## [Description of the task]
Repeat each entry as written, dropping any picture you find.

Records from a data source:
::::

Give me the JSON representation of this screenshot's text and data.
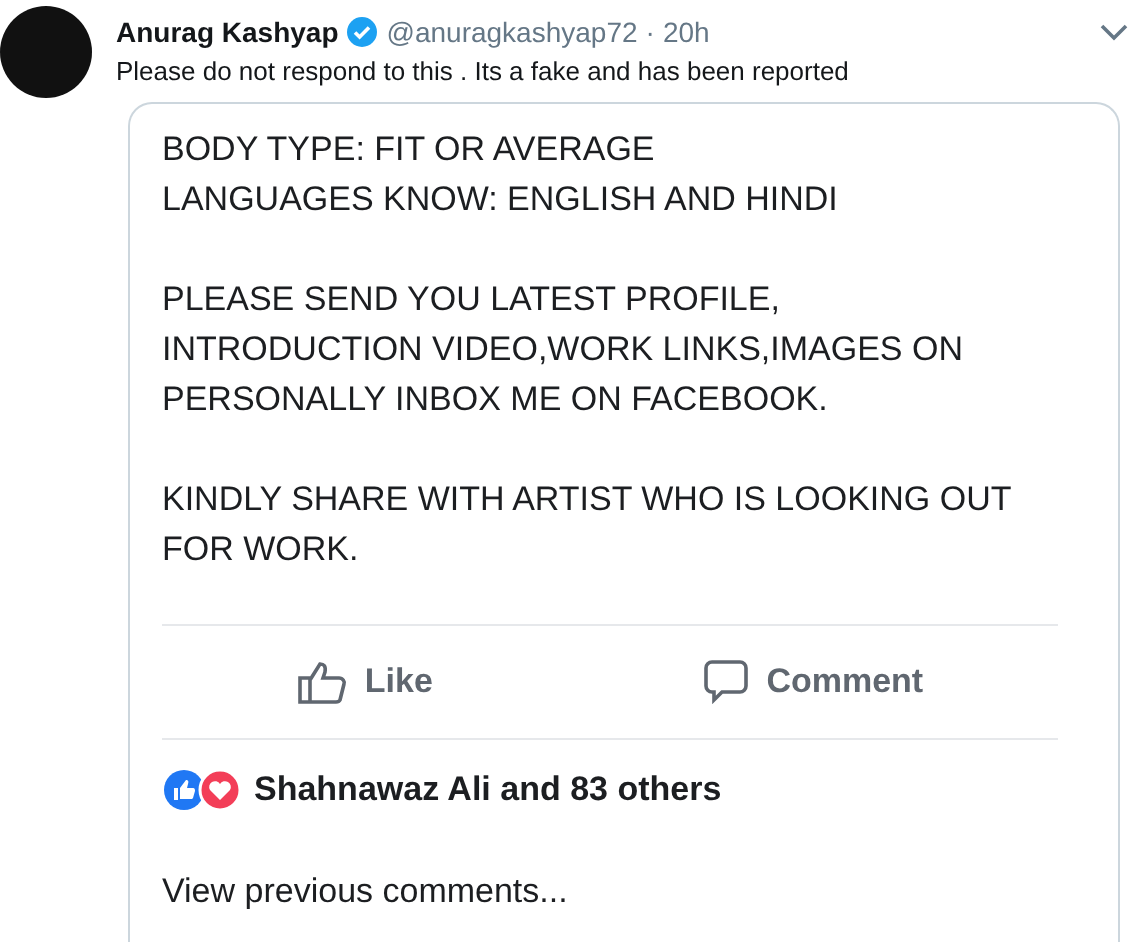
{
  "tweet": {
    "author": "Anurag Kashyap",
    "verified": true,
    "handle": "@anuragkashyap72",
    "separator": "·",
    "time": "20h",
    "text": "Please do not respond to this . Its a fake and has been reported"
  },
  "embedded_post": {
    "paragraphs": [
      [
        "BODY TYPE: FIT OR AVERAGE",
        "LANGUAGES KNOW: ENGLISH AND HINDI"
      ],
      [
        "PLEASE SEND YOU LATEST PROFILE,",
        "INTRODUCTION VIDEO,WORK LINKS,IMAGES ON",
        "PERSONALLY INBOX ME ON FACEBOOK."
      ],
      [
        "KINDLY SHARE WITH ARTIST WHO IS LOOKING OUT",
        "FOR WORK."
      ]
    ],
    "actions": [
      {
        "kind": "like",
        "label": "Like"
      },
      {
        "kind": "comment",
        "label": "Comment"
      }
    ],
    "reactions": "Shahnawaz Ali and 83 others",
    "view_previous": "View previous comments..."
  }
}
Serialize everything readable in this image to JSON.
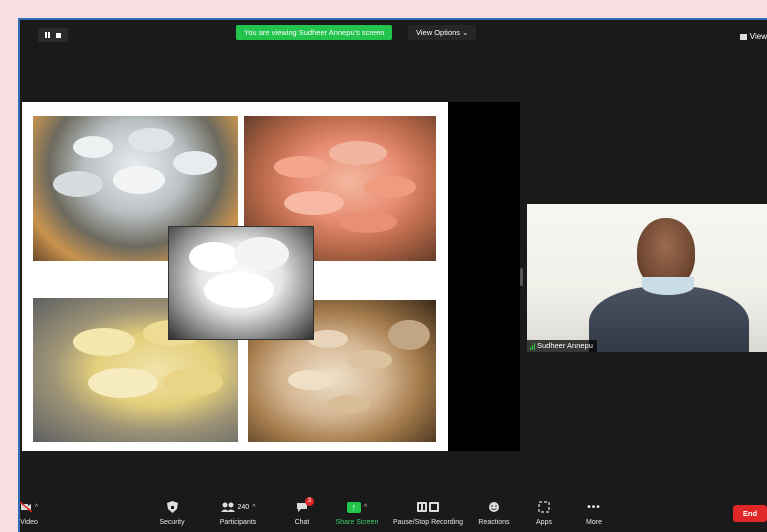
{
  "banner": {
    "text": "You are viewing Sudheer Annepu's screen"
  },
  "view_options": {
    "label": "View Options",
    "caret": "⌄"
  },
  "view_button": {
    "label": "View"
  },
  "speaker": {
    "name": "Sudheer Annepu"
  },
  "toolbar": {
    "video": {
      "label": "Video",
      "icon": "camera-off-icon"
    },
    "security": {
      "label": "Security",
      "icon": "shield-icon"
    },
    "participants": {
      "label": "Participants",
      "count": "240",
      "icon": "participants-icon"
    },
    "chat": {
      "label": "Chat",
      "badge": "3",
      "icon": "chat-icon"
    },
    "share_screen": {
      "label": "Share Screen",
      "icon": "share-screen-icon"
    },
    "recording": {
      "label": "Pause/Stop Recording",
      "icon": "pause-stop-icon"
    },
    "reactions": {
      "label": "Reactions",
      "icon": "reaction-icon"
    },
    "apps": {
      "label": "Apps",
      "icon": "apps-icon"
    },
    "more": {
      "label": "More",
      "icon": "more-icon"
    },
    "end": {
      "label": "End"
    }
  },
  "colors": {
    "banner_green": "#23c44c",
    "end_red": "#e02828",
    "window_bg": "#1a1a1a",
    "page_bg": "#f9dfe3"
  }
}
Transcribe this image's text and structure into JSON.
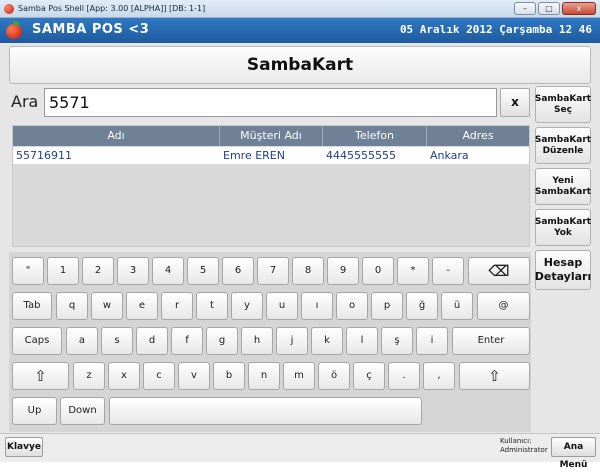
{
  "window": {
    "title": "Samba Pos Shell [App: 3.00 [ALPHA]] [DB: 1-1]",
    "minimize": "–",
    "maximize": "□",
    "close": "x"
  },
  "header": {
    "brand": "SAMBA POS <3",
    "datetime": "05 Aralık 2012 Çarşamba 12 46"
  },
  "page": {
    "title": "SambaKart"
  },
  "search": {
    "label": "Ara",
    "value": "5571",
    "clear_label": "x"
  },
  "table": {
    "columns": [
      "Adı",
      "Müşteri Adı",
      "Telefon",
      "Adres"
    ],
    "rows": [
      [
        "55716911",
        "Emre EREN",
        "4445555555",
        "Ankara"
      ]
    ]
  },
  "side_buttons": [
    "SambaKart Seç",
    "SambaKart Düzenle",
    "Yeni SambaKart",
    "SambaKart Yok",
    "Hesap Detayları"
  ],
  "keyboard": {
    "row1": [
      "\"",
      "1",
      "2",
      "3",
      "4",
      "5",
      "6",
      "7",
      "8",
      "9",
      "0",
      "*",
      "-"
    ],
    "row2": [
      "Tab",
      "q",
      "w",
      "e",
      "r",
      "t",
      "y",
      "u",
      "ı",
      "o",
      "p",
      "ğ",
      "ü",
      "@"
    ],
    "row3": [
      "Caps",
      "a",
      "s",
      "d",
      "f",
      "g",
      "h",
      "j",
      "k",
      "l",
      "ş",
      "i",
      "Enter"
    ],
    "row4": [
      "z",
      "x",
      "c",
      "v",
      "b",
      "n",
      "m",
      "ö",
      "ç",
      ".",
      ","
    ],
    "row5": [
      "Up",
      "Down"
    ],
    "shift_glyph": "⇧",
    "backspace_glyph": "⌫"
  },
  "bottom": {
    "keyboard_button": "Klavye",
    "user_label": "Kullanıcı:",
    "user_name": "Administrator",
    "main_menu_button": "Ana Menü"
  }
}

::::

## [Worked solution]
Give me the JSON representation of this screenshot's text and data.
{
  "tweet": {
    "author": "Anurag Kashyap",
    "verified": true,
    "handle": "@anuragkashyap72",
    "separator": "·",
    "time": "20h",
    "text": "Please do not respond to this . Its a fake and has been reported"
  },
  "embedded_post": {
    "paragraphs": [
      [
        "BODY TYPE: FIT OR AVERAGE",
        "LANGUAGES KNOW: ENGLISH AND HINDI"
      ],
      [
        "PLEASE SEND YOU LATEST PROFILE,",
        "INTRODUCTION VIDEO,WORK LINKS,IMAGES ON",
        "PERSONALLY INBOX ME ON FACEBOOK."
      ],
      [
        "KINDLY SHARE WITH ARTIST WHO IS LOOKING OUT",
        "FOR WORK."
      ]
    ],
    "actions": [
      {
        "kind": "like",
        "label": "Like"
      },
      {
        "kind": "comment",
        "label": "Comment"
      }
    ],
    "reactions": "Shahnawaz Ali and 83 others",
    "view_previous": "View previous comments..."
  }
}
Serialize everything readable in this image to JSON.
{
  "banner": {
    "text": "You are viewing Sudheer Annepu's screen"
  },
  "view_options": {
    "label": "View Options",
    "caret": "⌄"
  },
  "view_button": {
    "label": "View"
  },
  "speaker": {
    "name": "Sudheer Annepu"
  },
  "toolbar": {
    "video": {
      "label": "Video",
      "icon": "camera-off-icon"
    },
    "security": {
      "label": "Security",
      "icon": "shield-icon"
    },
    "participants": {
      "label": "Participants",
      "count": "240",
      "icon": "participants-icon"
    },
    "chat": {
      "label": "Chat",
      "badge": "3",
      "icon": "chat-icon"
    },
    "share_screen": {
      "label": "Share Screen",
      "icon": "share-screen-icon"
    },
    "recording": {
      "label": "Pause/Stop Recording",
      "icon": "pause-stop-icon"
    },
    "reactions": {
      "label": "Reactions",
      "icon": "reaction-icon"
    },
    "apps": {
      "label": "Apps",
      "icon": "apps-icon"
    },
    "more": {
      "label": "More",
      "icon": "more-icon"
    },
    "end": {
      "label": "End"
    }
  },
  "colors": {
    "banner_green": "#23c44c",
    "end_red": "#e02828",
    "window_bg": "#1a1a1a",
    "page_bg": "#f9dfe3"
  }
}
Transcribe this image's text and structure into JSON.
{
  "window": {
    "title": "Samba Pos Shell [App: 3.00 [ALPHA]] [DB: 1-1]",
    "minimize": "–",
    "maximize": "□",
    "close": "x"
  },
  "header": {
    "brand": "SAMBA POS <3",
    "datetime": "05 Aralık 2012 Çarşamba 12 46"
  },
  "page": {
    "title": "SambaKart"
  },
  "search": {
    "label": "Ara",
    "value": "5571",
    "clear_label": "x"
  },
  "table": {
    "columns": [
      "Adı",
      "Müşteri Adı",
      "Telefon",
      "Adres"
    ],
    "rows": [
      [
        "55716911",
        "Emre EREN",
        "4445555555",
        "Ankara"
      ]
    ]
  },
  "side_buttons": [
    "SambaKart Seç",
    "SambaKart Düzenle",
    "Yeni SambaKart",
    "SambaKart Yok",
    "Hesap Detayları"
  ],
  "keyboard": {
    "row1": [
      "\"",
      "1",
      "2",
      "3",
      "4",
      "5",
      "6",
      "7",
      "8",
      "9",
      "0",
      "*",
      "-"
    ],
    "row2": [
      "Tab",
      "q",
      "w",
      "e",
      "r",
      "t",
      "y",
      "u",
      "ı",
      "o",
      "p",
      "ğ",
      "ü",
      "@"
    ],
    "row3": [
      "Caps",
      "a",
      "s",
      "d",
      "f",
      "g",
      "h",
      "j",
      "k",
      "l",
      "ş",
      "i",
      "Enter"
    ],
    "row4": [
      "z",
      "x",
      "c",
      "v",
      "b",
      "n",
      "m",
      "ö",
      "ç",
      ".",
      ","
    ],
    "row5": [
      "Up",
      "Down"
    ],
    "shift_glyph": "⇧",
    "backspace_glyph": "⌫"
  },
  "bottom": {
    "keyboard_button": "Klavye",
    "user_label": "Kullanıcı:",
    "user_name": "Administrator",
    "main_menu_button": "Ana Menü"
  }
}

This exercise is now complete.